Blood sugar levels can be affected by the use of Fosphenytoin and diabetic patients should especially be monitored for glucose levels. Your doctor will need to know if you are diabetic or pre-diabetic if you have been given an injection of Fosphenytoin.

Avoid consuming alcoholic beverages while you are being treated with Fosphenytoin. Seek assistance if you require it during this time.

Your birth control pills may not be effective if you have been treated with Fosphenytoin injection, so use alternate forms of birth control while you are being administered this drug. Discuss your birth control options with your health care provider.

Many medications, vitamins and mineral supplements interact adversely with Fosphenytoin. Avoid taking any other medications while you are being treated with this drug, including over-the-counter, herbal, and holistic or vitamin supplements.

Storage

Fosphenytoin will be stored and administered in a hospital or medical clinic setting only, with storage according to the manufacturer's instructions carried out by the professional staff.

The manufacturer recommends that the vials of medication be stored in their original packaging under refrigerated conditions. While Fosphenytoin can be stored at room temperature, it should be discarded after 48 hours. Any opened Fosphenytoin should be used immediately or discarded according to safety instructions and local guidelines.

Summary

Fosphenytoin is a prodrug that isn't active until it is injected into the body, when it changes into Phenytoin, a powerful anti-seizure medication used to prevent and treat convulsions and seizures that may result when a patient has neurosurgery as well as those experienced by patients with epilepsy. Proven to be safer than an administration of Phenytoin itself, it provides better tolerance at the injection site and has less of a risk of causing cardiac and blood pressure issues. The cost of Fosphenytoin, however, is higher than that of Phenytoin, so it is typically administered to patients who cannot tolerate intravenous route drugs or those who could not withstand PGS, if infected.
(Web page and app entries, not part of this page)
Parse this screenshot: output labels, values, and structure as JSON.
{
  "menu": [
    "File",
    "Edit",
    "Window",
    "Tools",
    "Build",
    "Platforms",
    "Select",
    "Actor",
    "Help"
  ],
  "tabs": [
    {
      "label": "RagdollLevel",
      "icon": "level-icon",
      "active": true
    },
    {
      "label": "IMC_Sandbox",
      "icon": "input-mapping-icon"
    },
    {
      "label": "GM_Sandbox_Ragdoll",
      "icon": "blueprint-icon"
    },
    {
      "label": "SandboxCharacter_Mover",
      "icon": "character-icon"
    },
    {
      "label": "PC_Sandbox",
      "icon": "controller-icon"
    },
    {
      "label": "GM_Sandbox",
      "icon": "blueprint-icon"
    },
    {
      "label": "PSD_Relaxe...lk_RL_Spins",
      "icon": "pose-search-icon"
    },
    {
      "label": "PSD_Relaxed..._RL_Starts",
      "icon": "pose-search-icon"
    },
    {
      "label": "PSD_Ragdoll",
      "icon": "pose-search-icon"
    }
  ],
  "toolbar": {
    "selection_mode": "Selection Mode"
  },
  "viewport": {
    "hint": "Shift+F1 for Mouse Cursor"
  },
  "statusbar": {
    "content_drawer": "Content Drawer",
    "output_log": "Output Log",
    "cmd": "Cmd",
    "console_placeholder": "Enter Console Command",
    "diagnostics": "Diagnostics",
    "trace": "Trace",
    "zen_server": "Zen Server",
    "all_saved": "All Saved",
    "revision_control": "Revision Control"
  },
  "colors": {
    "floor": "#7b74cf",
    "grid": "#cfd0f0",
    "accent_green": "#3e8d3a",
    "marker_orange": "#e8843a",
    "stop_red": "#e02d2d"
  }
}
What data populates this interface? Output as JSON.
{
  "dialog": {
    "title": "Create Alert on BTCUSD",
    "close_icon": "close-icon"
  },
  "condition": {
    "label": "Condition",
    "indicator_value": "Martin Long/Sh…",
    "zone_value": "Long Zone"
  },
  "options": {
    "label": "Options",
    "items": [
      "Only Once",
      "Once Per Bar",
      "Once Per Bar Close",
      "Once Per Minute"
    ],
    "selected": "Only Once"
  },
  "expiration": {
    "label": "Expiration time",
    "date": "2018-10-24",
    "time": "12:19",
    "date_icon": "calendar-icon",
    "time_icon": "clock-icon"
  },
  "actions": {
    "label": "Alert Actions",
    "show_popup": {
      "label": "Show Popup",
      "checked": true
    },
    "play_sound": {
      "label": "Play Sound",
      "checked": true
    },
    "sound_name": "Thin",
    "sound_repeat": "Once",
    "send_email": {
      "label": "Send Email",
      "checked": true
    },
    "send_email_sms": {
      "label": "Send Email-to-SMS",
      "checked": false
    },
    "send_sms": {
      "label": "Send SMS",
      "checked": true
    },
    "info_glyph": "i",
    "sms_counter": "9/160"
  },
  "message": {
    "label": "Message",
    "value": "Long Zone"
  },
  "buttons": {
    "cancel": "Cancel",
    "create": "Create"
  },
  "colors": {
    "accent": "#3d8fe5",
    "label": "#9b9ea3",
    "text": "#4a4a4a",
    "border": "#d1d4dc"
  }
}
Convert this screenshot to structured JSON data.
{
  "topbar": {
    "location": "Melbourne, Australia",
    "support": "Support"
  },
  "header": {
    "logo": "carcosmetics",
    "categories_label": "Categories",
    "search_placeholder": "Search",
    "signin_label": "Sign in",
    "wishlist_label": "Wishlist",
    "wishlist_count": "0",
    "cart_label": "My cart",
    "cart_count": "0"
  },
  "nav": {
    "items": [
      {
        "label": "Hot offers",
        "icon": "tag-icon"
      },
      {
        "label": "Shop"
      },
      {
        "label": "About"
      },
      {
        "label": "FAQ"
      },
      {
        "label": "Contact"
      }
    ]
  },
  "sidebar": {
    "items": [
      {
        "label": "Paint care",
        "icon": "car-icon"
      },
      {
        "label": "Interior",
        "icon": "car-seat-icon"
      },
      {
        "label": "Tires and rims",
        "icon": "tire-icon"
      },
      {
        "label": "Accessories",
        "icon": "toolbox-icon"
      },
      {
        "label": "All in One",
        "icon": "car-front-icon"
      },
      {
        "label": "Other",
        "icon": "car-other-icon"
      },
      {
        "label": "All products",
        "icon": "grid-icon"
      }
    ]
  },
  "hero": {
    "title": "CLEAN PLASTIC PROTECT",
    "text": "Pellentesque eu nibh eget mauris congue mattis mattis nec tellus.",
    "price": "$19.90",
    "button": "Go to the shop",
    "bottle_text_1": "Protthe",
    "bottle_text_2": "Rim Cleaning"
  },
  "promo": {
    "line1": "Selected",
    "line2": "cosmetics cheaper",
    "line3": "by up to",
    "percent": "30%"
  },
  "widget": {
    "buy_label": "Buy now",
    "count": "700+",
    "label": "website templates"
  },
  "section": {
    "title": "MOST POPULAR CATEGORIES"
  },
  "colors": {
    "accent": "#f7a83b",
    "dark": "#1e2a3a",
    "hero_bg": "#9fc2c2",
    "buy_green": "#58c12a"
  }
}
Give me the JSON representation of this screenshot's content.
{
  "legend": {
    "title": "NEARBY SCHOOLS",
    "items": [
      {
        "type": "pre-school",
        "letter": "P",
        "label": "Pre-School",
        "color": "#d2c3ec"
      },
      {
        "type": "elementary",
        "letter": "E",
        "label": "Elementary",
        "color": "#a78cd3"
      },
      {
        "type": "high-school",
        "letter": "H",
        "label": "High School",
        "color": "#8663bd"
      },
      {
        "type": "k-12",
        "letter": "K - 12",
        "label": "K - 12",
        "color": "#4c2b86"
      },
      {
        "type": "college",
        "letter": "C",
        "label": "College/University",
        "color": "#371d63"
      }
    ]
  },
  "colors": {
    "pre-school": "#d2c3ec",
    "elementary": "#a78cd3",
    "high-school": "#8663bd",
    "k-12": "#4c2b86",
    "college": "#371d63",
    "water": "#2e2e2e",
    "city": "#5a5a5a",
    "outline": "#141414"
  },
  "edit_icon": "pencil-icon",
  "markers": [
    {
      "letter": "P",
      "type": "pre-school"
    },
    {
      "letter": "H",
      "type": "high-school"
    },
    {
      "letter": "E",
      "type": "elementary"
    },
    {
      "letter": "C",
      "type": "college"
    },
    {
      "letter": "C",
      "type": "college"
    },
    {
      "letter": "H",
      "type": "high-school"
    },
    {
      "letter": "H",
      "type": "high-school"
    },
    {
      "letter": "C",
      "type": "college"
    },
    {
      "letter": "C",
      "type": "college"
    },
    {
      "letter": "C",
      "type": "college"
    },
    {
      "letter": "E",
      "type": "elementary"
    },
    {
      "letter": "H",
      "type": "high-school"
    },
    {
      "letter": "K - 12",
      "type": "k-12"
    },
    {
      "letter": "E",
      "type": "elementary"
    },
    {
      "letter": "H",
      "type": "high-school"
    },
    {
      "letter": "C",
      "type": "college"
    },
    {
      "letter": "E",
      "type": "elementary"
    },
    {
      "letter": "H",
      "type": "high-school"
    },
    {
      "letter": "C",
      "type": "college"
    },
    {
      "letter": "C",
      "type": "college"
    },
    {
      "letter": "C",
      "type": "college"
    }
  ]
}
By blocking certain channels in the motor cortex region of the brain, which is the central portion, Fosphenytoin effectively calms hyperactive electrical activity generated in the brain of patients who are epileptic. Fosphenytoin calms this activity and halts the seizure.

This medication is only for temporary administration via injection and should not be used for longer than 5 days to control the seizure condition. After this, the patient will be prescribed oral medication to take control of their seizures. Dosage amount, storage safety and other considerations are the responsibility of professional medical staff located at the hospital or clinic where Fosphenytoin is administered.

Unwanted health effects may include confusion, drowsiness, nervous demeanor, nausea, constipation, skin symptoms, uncontrolled body, eye or facial movements, headaches and insomnia or upset stomach. Serious, severe or prolonged symptoms should be reported to your physician immediately. Fosphenytoin poses a risk of PGS, an infection of the injection site as well as liver damage and DRESS syndrome. Changes to your overall health or wellbeing should be communicated to your health care professional immediately to avoid long-term health damage.

Patients are instructed not to consume alcoholic beverages while being treated with Fosphenytoin. Patients should also avoid taking any other medications with this drug, whether they are prescription or non-prescription, as the list of interactivity that causes adverse health effects is extensive. Patients may be at risk of heart failure if this drug is administered too quickly. Patients are also at risk if they have liver or kidney diseases or if they are diabetic. Make sure your full medical history is available to your doctor should you require treatment with Fosphenytoin.

Most patients are able to benefit from the effects of Fosphenytoin, should they need emergency brain seizure treatment. Women who are pregnant or who are nursing should avoid this treatment unless it is an emergency, as it can pose a risk to their unborn children or infants. Geriatric patients who have kidney, liver or cardiac diseases should also be administered Fosphenytoin with caution.